Fragment distribution as an aid to forensic failure investigations at the scene of explosions
- 110 Downloads
Twelve pipe bombs were exploded, and the fragments were collected and weighed. The distribution of fragment masses was shown to follow a Weibull-type form M (n)=M0 [1 − exp (−Bnλ)] when RDX-based military explosives were used and a bimodal distribution when commercial explosives were used. The constant, B, was a function of the mass of fragments recovered, making its use inappropriate in a forensic context where complete collection of the fragments would not be possible. For RDX-based explosives with added Mg or Al powder, the value of the constant, λ, was reduced compared to that of the RDX-based explosive without metal powder additions. An alternative fragment distribution formula, log [(100 M (N))/M0]=FWDM [m(N)/ M0], can also be used to distinguish between explosives, although the correlation coefficient is inevitably somewhat lower and the scatter between the results of nominally identical tests can be greater. The coefficient, FWDM, has a dependence on the mass of fragments collected, restricting its utility in forensic contexts.
Keywordsfragmentation size distribution explosives pipe bombs forensic science
Unable to display preview. Download preview PDF.
- 1.H.P. Tardif and T.S. Sterling: “Explosively Produced Fractures and Fragments in Forensic Investigations,”J. Forensic Sci., 1967,12(3), pp. 247–72.Google Scholar
- 2.R. Gurney: Report 405, Ballistics Research Laboratory, Aberdeen, MD. Quoted in M.A. Meyers,Dynamic Behavior of Materials(New York: John Wiley, 1994): pp. 229–43.Google Scholar
- 4.M. Held:Tactical Missile Warheads, J. Carleone, ed., AIAA, Washington, DC, 1993, pp. 387–464.Google Scholar
- 6.A. Roine:HSC Chemistry Version 2.03, Outukompu Research Oy, Pori, Finland.Google Scholar
- 7.Shock Waves and High-Strain-Rate Phenomena in Metals, M.A. Meyers and L.E. Murr, ed., 1981, Plenum, New York, pp. 1033–39.Google Scholar

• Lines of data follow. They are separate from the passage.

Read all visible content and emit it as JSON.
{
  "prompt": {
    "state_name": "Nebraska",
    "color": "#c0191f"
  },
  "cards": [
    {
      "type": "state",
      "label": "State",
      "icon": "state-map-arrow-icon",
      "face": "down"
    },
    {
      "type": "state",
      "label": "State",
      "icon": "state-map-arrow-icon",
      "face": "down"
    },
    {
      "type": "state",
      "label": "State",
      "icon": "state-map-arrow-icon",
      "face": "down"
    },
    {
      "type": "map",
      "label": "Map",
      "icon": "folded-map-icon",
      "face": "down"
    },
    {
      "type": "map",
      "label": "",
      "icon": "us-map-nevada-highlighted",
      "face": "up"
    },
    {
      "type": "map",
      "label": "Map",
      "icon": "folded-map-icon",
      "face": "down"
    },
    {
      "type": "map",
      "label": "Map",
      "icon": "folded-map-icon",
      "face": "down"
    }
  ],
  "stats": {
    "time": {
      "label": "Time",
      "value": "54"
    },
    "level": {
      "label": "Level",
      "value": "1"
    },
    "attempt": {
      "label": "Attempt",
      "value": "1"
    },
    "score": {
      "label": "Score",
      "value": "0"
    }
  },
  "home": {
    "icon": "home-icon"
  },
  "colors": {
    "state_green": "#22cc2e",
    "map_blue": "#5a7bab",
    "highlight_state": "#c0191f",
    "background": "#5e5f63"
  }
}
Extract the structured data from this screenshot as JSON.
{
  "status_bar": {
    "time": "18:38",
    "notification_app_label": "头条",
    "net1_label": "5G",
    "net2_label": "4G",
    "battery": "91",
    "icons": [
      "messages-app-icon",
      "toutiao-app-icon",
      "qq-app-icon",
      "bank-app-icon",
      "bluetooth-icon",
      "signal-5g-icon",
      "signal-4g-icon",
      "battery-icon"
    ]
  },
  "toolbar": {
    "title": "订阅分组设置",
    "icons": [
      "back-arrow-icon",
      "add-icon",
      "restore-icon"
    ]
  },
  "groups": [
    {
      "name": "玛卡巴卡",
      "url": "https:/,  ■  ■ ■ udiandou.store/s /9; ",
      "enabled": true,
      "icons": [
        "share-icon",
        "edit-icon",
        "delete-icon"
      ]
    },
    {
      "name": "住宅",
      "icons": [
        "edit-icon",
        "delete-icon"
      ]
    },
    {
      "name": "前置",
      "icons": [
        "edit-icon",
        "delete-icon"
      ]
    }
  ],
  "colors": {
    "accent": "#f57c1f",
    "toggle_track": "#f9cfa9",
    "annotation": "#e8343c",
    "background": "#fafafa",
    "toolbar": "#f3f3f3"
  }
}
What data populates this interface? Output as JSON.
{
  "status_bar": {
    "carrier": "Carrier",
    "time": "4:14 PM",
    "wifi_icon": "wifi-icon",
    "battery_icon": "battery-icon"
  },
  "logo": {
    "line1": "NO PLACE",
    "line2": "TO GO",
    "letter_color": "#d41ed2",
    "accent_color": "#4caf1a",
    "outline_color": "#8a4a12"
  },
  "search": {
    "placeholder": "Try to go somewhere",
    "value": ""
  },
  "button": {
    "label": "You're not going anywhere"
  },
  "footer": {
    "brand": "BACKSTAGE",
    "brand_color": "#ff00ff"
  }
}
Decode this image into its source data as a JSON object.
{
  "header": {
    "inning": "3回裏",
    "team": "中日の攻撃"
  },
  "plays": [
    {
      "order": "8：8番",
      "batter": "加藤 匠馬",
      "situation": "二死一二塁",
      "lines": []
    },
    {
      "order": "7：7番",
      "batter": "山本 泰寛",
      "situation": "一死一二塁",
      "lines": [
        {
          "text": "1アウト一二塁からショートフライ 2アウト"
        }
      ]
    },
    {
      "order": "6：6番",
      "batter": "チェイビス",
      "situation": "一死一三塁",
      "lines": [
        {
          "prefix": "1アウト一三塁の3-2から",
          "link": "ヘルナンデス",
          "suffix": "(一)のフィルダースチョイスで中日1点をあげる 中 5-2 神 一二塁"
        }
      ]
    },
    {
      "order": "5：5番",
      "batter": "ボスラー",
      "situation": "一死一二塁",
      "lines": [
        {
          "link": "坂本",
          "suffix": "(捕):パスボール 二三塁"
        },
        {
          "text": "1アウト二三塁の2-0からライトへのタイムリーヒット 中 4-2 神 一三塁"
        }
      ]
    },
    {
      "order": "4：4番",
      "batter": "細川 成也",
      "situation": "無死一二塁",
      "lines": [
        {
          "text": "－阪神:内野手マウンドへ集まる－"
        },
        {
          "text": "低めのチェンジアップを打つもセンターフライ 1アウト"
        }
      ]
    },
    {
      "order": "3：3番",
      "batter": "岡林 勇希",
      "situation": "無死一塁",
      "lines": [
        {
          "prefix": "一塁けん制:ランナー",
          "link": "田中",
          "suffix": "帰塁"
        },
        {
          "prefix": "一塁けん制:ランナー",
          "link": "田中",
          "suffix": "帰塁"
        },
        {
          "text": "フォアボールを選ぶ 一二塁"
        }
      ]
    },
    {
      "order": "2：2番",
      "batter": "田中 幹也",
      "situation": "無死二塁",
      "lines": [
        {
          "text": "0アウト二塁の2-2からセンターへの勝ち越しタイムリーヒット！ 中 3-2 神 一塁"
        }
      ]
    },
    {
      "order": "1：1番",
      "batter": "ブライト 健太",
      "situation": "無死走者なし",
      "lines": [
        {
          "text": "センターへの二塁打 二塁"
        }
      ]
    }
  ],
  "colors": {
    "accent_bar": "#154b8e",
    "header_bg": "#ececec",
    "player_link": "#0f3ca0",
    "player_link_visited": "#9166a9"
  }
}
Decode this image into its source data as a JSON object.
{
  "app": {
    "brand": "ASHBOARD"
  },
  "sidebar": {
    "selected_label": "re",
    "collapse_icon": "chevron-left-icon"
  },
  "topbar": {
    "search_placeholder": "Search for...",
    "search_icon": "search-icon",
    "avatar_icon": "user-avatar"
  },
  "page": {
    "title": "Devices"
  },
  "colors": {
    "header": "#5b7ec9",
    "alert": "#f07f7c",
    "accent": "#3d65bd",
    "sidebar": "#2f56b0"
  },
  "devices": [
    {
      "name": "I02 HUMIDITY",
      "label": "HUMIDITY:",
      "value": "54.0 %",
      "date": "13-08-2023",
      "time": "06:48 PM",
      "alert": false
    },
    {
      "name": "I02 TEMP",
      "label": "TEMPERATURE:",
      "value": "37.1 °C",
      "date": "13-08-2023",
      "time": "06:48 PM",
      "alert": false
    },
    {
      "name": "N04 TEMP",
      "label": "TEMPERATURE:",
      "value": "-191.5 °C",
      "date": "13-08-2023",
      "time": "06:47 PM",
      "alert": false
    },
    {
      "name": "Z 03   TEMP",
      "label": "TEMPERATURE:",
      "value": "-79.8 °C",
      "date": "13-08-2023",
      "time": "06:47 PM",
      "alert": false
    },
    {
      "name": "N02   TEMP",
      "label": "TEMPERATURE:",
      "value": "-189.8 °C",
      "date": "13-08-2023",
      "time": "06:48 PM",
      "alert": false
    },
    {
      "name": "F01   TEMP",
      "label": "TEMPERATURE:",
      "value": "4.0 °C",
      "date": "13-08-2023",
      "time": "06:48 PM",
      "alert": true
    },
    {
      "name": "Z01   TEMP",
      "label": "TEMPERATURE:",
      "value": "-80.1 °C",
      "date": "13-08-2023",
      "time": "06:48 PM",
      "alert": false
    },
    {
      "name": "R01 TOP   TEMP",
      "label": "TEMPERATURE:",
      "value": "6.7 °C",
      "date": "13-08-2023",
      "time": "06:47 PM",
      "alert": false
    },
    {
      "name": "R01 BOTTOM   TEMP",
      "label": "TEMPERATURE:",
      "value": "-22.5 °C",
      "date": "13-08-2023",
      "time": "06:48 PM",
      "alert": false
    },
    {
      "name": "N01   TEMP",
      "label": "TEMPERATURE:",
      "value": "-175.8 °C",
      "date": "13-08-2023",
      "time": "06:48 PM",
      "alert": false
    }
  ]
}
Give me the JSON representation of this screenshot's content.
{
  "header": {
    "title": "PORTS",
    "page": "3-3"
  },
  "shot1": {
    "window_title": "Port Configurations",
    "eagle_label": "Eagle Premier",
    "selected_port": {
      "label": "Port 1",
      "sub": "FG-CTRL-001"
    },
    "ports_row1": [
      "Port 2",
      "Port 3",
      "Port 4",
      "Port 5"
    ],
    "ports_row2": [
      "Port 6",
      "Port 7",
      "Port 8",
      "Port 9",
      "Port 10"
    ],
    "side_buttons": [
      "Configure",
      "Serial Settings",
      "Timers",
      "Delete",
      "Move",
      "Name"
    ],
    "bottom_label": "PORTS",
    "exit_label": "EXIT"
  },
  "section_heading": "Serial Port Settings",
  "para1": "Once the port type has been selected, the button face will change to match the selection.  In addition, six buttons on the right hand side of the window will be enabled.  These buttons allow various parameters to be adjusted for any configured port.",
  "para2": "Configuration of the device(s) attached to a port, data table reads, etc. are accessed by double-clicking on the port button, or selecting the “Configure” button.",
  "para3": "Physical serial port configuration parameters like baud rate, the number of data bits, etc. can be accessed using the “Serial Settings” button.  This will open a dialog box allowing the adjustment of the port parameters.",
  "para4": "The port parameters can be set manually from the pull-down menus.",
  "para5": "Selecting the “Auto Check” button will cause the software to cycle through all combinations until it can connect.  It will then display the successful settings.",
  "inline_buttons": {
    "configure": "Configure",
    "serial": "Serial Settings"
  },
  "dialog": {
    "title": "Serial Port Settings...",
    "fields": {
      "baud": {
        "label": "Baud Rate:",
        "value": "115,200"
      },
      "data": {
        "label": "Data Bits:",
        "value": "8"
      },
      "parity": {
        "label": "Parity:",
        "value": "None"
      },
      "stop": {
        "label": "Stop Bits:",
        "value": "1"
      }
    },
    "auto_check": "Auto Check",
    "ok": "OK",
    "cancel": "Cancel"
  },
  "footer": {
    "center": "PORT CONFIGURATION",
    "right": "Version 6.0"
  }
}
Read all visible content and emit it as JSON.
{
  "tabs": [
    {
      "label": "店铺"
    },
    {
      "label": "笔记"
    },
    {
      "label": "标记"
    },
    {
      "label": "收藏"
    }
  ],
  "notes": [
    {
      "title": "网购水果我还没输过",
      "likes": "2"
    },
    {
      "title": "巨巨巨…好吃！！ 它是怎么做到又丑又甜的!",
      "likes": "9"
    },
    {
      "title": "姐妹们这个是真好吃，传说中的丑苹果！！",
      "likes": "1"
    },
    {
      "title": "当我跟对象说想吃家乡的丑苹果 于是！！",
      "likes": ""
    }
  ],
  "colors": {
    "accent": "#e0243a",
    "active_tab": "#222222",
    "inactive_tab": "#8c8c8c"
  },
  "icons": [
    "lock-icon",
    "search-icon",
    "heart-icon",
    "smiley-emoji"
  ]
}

- 8.J. Akhavan:The Chemistry of Explosives, Royal Society of Chemistry, London, 1998, pp. 69–96.Google Scholar
- 9.H. Kast:Zeitung für das gesamte Schiess- und Sprengstoffwesen-Nitrocellulose, 8, 1913, pp. 65–68. Quoted in B.T. Federoff and O.E. Sheffield, ed.,Encyclopaedia of Explosives and Related Items (Dover, NJ, Picatinny Arsenal, 1962): pp. B265–97.Google Scholar
- 10.P.W. Cooper and S.R. Kurowski:Introduction to the Technology of Explosives, Wiley VCH, New York, 1996, pp. 72–80.Google Scholar